DIRECTIONS
Line by line, restate the material exactly.

SOURCE MATERIAL
◆ ◆ ◆ ◆ ◆ ◆ ◆
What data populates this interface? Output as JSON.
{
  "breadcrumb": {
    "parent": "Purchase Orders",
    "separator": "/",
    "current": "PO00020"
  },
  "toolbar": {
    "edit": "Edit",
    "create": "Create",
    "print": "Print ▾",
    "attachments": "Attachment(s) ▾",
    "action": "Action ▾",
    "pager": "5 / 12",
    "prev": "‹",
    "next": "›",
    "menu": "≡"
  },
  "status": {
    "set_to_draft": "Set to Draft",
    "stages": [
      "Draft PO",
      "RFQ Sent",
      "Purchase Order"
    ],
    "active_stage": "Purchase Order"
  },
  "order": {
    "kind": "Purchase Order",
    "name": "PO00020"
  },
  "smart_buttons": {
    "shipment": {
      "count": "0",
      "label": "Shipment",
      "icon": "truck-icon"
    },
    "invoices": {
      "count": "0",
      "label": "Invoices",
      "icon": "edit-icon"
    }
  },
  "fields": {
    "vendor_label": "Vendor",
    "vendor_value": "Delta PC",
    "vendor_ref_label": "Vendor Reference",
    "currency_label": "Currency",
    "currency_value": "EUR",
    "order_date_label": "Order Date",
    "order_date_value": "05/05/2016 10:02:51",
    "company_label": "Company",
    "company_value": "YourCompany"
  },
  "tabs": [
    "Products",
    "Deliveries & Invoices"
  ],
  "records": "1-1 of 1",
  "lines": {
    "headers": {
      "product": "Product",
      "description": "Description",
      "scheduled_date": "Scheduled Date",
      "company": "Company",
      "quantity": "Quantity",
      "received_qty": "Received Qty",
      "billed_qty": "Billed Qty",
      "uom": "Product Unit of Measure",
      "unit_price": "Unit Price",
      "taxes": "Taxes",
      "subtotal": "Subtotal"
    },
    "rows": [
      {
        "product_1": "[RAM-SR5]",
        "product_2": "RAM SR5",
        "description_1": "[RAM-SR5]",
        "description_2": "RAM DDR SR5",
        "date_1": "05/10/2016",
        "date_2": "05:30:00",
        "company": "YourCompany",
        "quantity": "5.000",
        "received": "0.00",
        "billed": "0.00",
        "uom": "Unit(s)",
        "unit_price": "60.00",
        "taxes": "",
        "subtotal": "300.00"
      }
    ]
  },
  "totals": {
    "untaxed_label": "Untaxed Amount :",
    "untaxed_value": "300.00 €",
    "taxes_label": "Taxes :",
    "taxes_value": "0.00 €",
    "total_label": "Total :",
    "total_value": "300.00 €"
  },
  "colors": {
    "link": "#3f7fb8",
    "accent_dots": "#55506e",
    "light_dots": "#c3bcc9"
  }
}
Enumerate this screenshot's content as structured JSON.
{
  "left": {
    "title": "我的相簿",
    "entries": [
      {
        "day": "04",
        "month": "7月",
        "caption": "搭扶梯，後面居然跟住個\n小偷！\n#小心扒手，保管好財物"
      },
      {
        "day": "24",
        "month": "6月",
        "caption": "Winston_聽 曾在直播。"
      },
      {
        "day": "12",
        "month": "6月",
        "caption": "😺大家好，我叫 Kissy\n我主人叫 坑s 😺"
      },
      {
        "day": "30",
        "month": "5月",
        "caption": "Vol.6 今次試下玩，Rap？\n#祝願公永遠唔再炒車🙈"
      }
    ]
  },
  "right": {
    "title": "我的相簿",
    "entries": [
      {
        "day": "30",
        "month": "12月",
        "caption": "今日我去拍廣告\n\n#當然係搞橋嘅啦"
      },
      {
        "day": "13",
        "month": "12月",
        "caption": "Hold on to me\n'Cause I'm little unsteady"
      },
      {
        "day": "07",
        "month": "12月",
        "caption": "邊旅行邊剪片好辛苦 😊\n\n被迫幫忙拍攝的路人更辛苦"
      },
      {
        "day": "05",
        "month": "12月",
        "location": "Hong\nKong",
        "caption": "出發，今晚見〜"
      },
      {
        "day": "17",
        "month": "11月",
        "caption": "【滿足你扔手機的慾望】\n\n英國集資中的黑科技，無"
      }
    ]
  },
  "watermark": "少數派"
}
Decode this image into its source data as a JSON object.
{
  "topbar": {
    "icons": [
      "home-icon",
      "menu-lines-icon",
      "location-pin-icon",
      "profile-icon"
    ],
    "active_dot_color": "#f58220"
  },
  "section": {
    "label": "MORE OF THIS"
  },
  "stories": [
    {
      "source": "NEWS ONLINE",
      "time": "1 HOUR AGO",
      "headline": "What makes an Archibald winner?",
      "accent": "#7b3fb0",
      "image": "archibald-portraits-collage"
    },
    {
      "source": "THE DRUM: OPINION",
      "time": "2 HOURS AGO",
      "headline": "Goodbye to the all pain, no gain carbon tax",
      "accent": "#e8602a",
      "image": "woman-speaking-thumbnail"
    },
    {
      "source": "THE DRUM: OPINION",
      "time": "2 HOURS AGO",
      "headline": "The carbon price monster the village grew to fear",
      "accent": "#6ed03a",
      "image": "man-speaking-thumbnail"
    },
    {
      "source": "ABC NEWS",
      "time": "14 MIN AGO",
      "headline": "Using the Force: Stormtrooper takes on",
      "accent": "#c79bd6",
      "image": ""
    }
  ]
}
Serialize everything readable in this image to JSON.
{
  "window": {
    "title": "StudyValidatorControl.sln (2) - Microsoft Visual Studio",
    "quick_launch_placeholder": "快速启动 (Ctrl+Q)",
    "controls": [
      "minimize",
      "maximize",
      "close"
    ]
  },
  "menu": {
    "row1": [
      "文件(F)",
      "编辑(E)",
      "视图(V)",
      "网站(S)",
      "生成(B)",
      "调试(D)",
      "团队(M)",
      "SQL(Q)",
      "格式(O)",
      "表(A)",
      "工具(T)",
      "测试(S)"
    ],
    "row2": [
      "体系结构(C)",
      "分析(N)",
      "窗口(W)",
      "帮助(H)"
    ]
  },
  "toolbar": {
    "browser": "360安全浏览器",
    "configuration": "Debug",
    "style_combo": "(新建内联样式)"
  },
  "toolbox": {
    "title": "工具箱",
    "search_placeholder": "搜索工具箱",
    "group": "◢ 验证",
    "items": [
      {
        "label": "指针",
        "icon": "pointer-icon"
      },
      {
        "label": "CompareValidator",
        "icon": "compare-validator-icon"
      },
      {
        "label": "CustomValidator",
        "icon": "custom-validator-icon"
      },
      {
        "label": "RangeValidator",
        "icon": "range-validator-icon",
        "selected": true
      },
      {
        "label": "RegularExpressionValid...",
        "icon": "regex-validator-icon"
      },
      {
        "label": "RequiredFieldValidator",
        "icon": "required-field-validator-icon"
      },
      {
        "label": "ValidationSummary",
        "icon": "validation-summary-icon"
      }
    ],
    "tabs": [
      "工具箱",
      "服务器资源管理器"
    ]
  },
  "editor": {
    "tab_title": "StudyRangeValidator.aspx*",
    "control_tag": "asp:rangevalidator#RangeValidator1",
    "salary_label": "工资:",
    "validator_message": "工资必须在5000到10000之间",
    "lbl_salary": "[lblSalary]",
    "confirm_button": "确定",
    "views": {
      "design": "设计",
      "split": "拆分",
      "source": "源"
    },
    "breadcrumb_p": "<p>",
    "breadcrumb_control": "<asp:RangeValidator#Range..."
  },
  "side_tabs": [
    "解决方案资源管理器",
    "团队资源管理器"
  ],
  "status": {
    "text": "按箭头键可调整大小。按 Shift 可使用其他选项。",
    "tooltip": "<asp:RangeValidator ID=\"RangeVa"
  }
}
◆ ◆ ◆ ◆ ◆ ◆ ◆
RESPONSE
What data populates this interface? Output as JSON.
{
  "breadcrumb": {
    "parent": "Purchase Orders",
    "separator": "/",
    "current": "PO00020"
  },
  "toolbar": {
    "edit": "Edit",
    "create": "Create",
    "print": "Print ▾",
    "attachments": "Attachment(s) ▾",
    "action": "Action ▾",
    "pager": "5 / 12",
    "prev": "‹",
    "next": "›",
    "menu": "≡"
  },
  "status": {
    "set_to_draft": "Set to Draft",
    "stages": [
      "Draft PO",
      "RFQ Sent",
      "Purchase Order"
    ],
    "active_stage": "Purchase Order"
  },
  "order": {
    "kind": "Purchase Order",
    "name": "PO00020"
  },
  "smart_buttons": {
    "shipment": {
      "count": "0",
      "label": "Shipment",
      "icon": "truck-icon"
    },
    "invoices": {
      "count": "0",
      "label": "Invoices",
      "icon": "edit-icon"
    }
  },
  "fields": {
    "vendor_label": "Vendor",
    "vendor_value": "Delta PC",
    "vendor_ref_label": "Vendor Reference",
    "currency_label": "Currency",
    "currency_value": "EUR",
    "order_date_label": "Order Date",
    "order_date_value": "05/05/2016 10:02:51",
    "company_label": "Company",
    "company_value": "YourCompany"
  },
  "tabs": [
    "Products",
    "Deliveries & Invoices"
  ],
  "records": "1-1 of 1",
  "lines": {
    "headers": {
      "product": "Product",
      "description": "Description",
      "scheduled_date": "Scheduled Date",
      "company": "Company",
      "quantity": "Quantity",
      "received_qty": "Received Qty",
      "billed_qty": "Billed Qty",
      "uom": "Product Unit of Measure",
      "unit_price": "Unit Price",
      "taxes": "Taxes",
      "subtotal": "Subtotal"
    },
    "rows": [
      {
        "product_1": "[RAM-SR5]",
        "product_2": "RAM SR5",
        "description_1": "[RAM-SR5]",
        "description_2": "RAM DDR SR5",
        "date_1": "05/10/2016",
        "date_2": "05:30:00",
        "company": "YourCompany",
        "quantity": "5.000",
        "received": "0.00",
        "billed": "0.00",
        "uom": "Unit(s)",
        "unit_price": "60.00",
        "taxes": "",
        "subtotal": "300.00"
      }
    ]
  },
  "totals": {
    "untaxed_label": "Untaxed Amount :",
    "untaxed_value": "300.00 €",
    "taxes_label": "Taxes :",
    "taxes_value": "0.00 €",
    "total_label": "Total :",
    "total_value": "300.00 €"
  },
  "colors": {
    "link": "#3f7fb8",
    "accent_dots": "#55506e",
    "light_dots": "#c3bcc9"
  }
}
Enumerate this screenshot's content as structured JSON.
{
  "left": {
    "title": "我的相簿",
    "entries": [
      {
        "day": "04",
        "month": "7月",
        "caption": "搭扶梯，後面居然跟住個\n小偷！\n#小心扒手，保管好財物"
      },
      {
        "day": "24",
        "month": "6月",
        "caption": "Winston_聽 曾在直播。"
      },
      {
        "day": "12",
        "month": "6月",
        "caption": "😺大家好，我叫 Kissy\n我主人叫 坑s 😺"
      },
      {
        "day": "30",
        "month": "5月",
        "caption": "Vol.6 今次試下玩，Rap？\n#祝願公永遠唔再炒車🙈"
      }
    ]
  },
  "right": {
    "title": "我的相簿",
    "entries": [
      {
        "day": "30",
        "month": "12月",
        "caption": "今日我去拍廣告\n\n#當然係搞橋嘅啦"
      },
      {
        "day": "13",
        "month": "12月",
        "caption": "Hold on to me\n'Cause I'm little unsteady"
      },
      {
        "day": "07",
        "month": "12月",
        "caption": "邊旅行邊剪片好辛苦 😊\n\n被迫幫忙拍攝的路人更辛苦"
      },
      {
        "day": "05",
        "month": "12月",
        "location": "Hong\nKong",
        "caption": "出發，今晚見〜"
      },
      {
        "day": "17",
        "month": "11月",
        "caption": "【滿足你扔手機的慾望】\n\n英國集資中的黑科技，無"
      }
    ]
  },
  "watermark": "少數派"
}
Decode this image into its source data as a JSON object.
{
  "topbar": {
    "icons": [
      "home-icon",
      "menu-lines-icon",
      "location-pin-icon",
      "profile-icon"
    ],
    "active_dot_color": "#f58220"
  },
  "section": {
    "label": "MORE OF THIS"
  },
  "stories": [
    {
      "source": "NEWS ONLINE",
      "time": "1 HOUR AGO",
      "headline": "What makes an Archibald winner?",
      "accent": "#7b3fb0",
      "image": "archibald-portraits-collage"
    },
    {
      "source": "THE DRUM: OPINION",
      "time": "2 HOURS AGO",
      "headline": "Goodbye to the all pain, no gain carbon tax",
      "accent": "#e8602a",
      "image": "woman-speaking-thumbnail"
    },
    {
      "source": "THE DRUM: OPINION",
      "time": "2 HOURS AGO",
      "headline": "The carbon price monster the village grew to fear",
      "accent": "#6ed03a",
      "image": "man-speaking-thumbnail"
    },
    {
      "source": "ABC NEWS",
      "time": "14 MIN AGO",
      "headline": "Using the Force: Stormtrooper takes on",
      "accent": "#c79bd6",
      "image": ""
    }
  ]
}
Serialize everything readable in this image to JSON.
{
  "window": {
    "title": "StudyValidatorControl.sln (2) - Microsoft Visual Studio",
    "quick_launch_placeholder": "快速启动 (Ctrl+Q)",
    "controls": [
      "minimize",
      "maximize",
      "close"
    ]
  },
  "menu": {
    "row1": [
      "文件(F)",
      "编辑(E)",
      "视图(V)",
      "网站(S)",
      "生成(B)",
      "调试(D)",
      "团队(M)",
      "SQL(Q)",
      "格式(O)",
      "表(A)",
      "工具(T)",
      "测试(S)"
    ],
    "row2": [
      "体系结构(C)",
      "分析(N)",
      "窗口(W)",
      "帮助(H)"
    ]
  },
  "toolbar": {
    "browser": "360安全浏览器",
    "configuration": "Debug",
    "style_combo": "(新建内联样式)"
  },
  "toolbox": {
    "title": "工具箱",
    "search_placeholder": "搜索工具箱",
    "group": "◢ 验证",
    "items": [
      {
        "label": "指针",
        "icon": "pointer-icon"
      },
      {
        "label": "CompareValidator",
        "icon": "compare-validator-icon"
      },
      {
        "label": "CustomValidator",
        "icon": "custom-validator-icon"
      },
      {
        "label": "RangeValidator",
        "icon": "range-validator-icon",
        "selected": true
      },
      {
        "label": "RegularExpressionValid...",
        "icon": "regex-validator-icon"
      },
      {
        "label": "RequiredFieldValidator",
        "icon": "required-field-validator-icon"
      },
      {
        "label": "ValidationSummary",
        "icon": "validation-summary-icon"
      }
    ],
    "tabs": [
      "工具箱",
      "服务器资源管理器"
    ]
  },
  "editor": {
    "tab_title": "StudyRangeValidator.aspx*",
    "control_tag": "asp:rangevalidator#RangeValidator1",
    "salary_label": "工资:",
    "validator_message": "工资必须在5000到10000之间",
    "lbl_salary": "[lblSalary]",
    "confirm_button": "确定",
    "views": {
      "design": "设计",
      "split": "拆分",
      "source": "源"
    },
    "breadcrumb_p": "<p>",
    "breadcrumb_control": "<asp:RangeValidator#Range..."
  },
  "side_tabs": [
    "解决方案资源管理器",
    "团队资源管理器"
  ],
  "status": {
    "text": "按箭头键可调整大小。按 Shift 可使用其他选项。",
    "tooltip": "<asp:RangeValidator ID=\"RangeVa"
  }
}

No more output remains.